Work instructions: Go through the entries below and copy each line containing the word "title".
***** Input material *****
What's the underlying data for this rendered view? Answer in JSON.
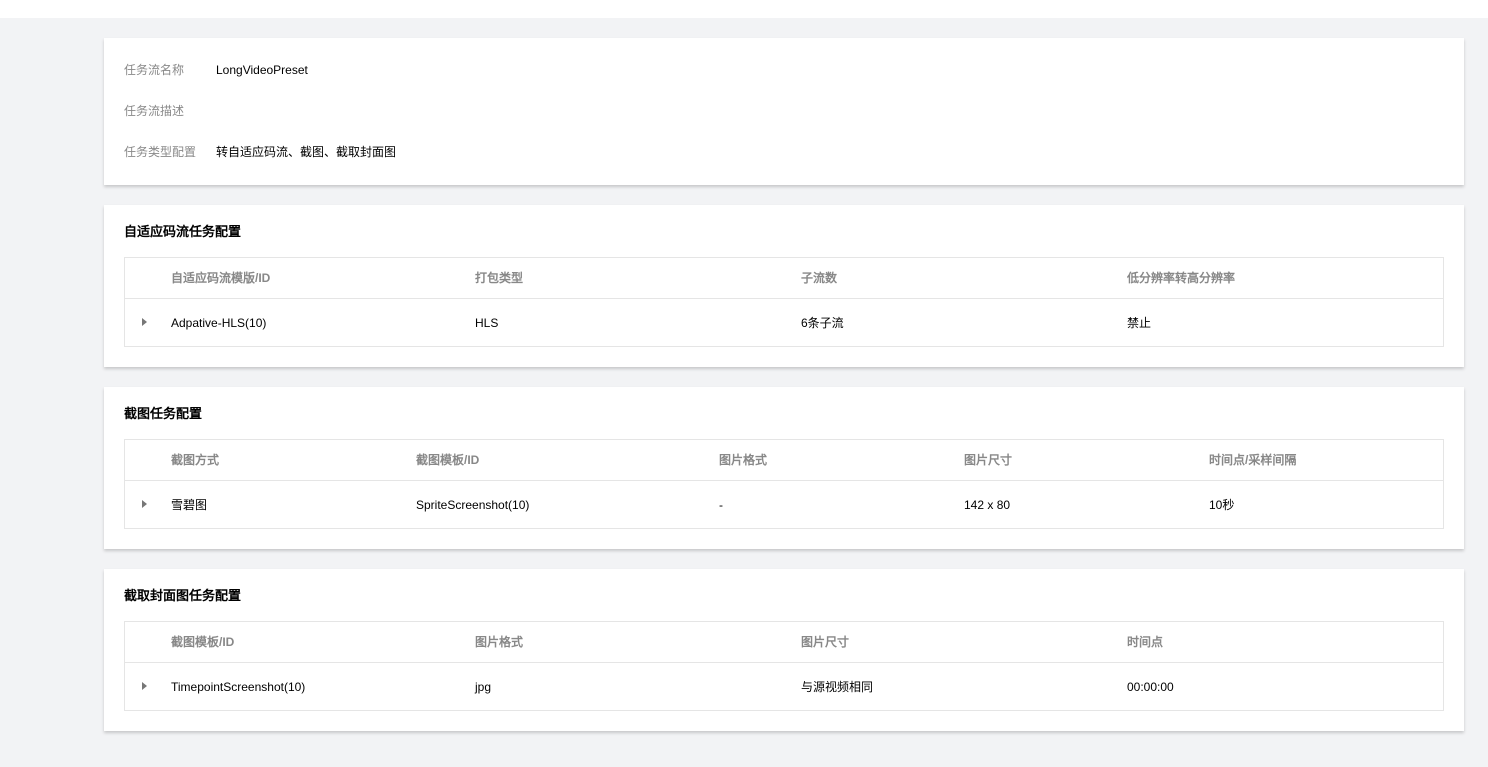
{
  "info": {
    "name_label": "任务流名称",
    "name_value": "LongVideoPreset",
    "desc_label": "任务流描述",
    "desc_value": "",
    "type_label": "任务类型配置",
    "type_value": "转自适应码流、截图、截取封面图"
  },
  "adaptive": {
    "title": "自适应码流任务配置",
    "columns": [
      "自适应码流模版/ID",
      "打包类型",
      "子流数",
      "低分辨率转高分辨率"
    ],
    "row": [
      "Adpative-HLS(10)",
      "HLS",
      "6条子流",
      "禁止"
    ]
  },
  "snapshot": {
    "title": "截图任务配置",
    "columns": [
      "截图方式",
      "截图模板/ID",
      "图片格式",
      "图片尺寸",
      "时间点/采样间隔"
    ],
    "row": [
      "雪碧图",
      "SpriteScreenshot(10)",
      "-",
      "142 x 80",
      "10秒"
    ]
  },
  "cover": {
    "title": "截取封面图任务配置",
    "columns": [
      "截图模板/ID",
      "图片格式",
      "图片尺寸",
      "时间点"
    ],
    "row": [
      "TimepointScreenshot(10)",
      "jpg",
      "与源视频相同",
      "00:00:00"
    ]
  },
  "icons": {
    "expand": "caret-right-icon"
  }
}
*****
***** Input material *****
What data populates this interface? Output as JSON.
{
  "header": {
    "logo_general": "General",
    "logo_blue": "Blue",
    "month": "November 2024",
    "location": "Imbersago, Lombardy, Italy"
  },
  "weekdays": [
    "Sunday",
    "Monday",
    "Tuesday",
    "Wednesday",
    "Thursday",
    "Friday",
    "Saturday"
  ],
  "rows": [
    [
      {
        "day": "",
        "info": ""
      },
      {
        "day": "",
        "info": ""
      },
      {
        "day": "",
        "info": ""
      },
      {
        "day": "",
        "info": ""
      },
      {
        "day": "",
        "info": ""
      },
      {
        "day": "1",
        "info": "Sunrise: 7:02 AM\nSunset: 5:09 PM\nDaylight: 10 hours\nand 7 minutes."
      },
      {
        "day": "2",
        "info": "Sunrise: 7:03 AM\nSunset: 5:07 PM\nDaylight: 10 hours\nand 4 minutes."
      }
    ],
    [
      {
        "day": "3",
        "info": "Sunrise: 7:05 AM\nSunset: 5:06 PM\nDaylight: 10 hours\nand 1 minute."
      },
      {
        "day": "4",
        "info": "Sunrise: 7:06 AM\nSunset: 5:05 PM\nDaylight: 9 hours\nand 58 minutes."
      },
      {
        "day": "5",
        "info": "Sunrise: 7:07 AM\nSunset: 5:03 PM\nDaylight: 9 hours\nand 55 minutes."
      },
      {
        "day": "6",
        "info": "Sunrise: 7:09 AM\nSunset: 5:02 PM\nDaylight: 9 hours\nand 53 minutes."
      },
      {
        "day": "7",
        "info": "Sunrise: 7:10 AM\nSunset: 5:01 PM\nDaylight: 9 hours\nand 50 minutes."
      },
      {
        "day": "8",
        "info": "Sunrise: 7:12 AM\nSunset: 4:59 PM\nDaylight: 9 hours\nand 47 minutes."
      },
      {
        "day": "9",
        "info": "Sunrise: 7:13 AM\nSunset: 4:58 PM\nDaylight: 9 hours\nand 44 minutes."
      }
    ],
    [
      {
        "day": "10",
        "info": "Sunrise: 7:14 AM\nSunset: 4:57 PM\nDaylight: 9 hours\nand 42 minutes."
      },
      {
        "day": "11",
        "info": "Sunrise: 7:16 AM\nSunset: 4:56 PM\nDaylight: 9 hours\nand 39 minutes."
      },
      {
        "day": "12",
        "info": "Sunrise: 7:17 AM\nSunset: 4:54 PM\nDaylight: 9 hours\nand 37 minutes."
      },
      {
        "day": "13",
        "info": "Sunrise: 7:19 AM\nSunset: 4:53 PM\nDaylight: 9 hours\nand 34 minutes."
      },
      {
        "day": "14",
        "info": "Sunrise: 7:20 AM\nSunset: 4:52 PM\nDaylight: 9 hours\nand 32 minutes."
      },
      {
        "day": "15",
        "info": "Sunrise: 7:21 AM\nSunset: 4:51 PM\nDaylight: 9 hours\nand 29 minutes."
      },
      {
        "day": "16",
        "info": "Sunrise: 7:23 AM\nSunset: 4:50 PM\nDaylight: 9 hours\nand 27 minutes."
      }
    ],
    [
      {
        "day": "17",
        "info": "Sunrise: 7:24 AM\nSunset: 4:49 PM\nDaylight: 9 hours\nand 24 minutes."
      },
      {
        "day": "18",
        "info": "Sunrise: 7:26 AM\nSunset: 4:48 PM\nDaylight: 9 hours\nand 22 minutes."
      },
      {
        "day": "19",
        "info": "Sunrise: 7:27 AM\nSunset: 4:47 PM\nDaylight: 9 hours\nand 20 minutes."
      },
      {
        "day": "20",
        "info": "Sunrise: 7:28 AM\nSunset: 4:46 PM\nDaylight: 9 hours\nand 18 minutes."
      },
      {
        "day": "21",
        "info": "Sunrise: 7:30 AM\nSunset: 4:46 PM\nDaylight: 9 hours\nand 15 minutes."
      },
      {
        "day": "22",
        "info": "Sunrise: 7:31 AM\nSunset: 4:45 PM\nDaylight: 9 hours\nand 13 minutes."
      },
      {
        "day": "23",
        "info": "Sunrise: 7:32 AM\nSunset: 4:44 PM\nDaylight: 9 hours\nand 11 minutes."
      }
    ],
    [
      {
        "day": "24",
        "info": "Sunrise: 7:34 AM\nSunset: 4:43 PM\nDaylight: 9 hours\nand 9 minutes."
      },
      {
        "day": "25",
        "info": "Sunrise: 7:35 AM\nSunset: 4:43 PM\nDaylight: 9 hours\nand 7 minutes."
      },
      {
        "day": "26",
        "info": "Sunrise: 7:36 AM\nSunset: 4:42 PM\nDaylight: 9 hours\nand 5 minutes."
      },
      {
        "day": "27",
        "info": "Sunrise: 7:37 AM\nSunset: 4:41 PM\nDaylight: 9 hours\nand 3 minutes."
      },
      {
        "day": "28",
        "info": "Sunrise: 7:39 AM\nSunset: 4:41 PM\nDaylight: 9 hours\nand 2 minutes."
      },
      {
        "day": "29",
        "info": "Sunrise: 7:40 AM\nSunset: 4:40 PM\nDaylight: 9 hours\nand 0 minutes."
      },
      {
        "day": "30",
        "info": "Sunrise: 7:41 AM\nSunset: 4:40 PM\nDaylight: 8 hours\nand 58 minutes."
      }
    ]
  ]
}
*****
Answer to the exercise:
    "title": "自适应码流任务配置",
    "title": "截图任务配置",
    "title": "截取封面图任务配置",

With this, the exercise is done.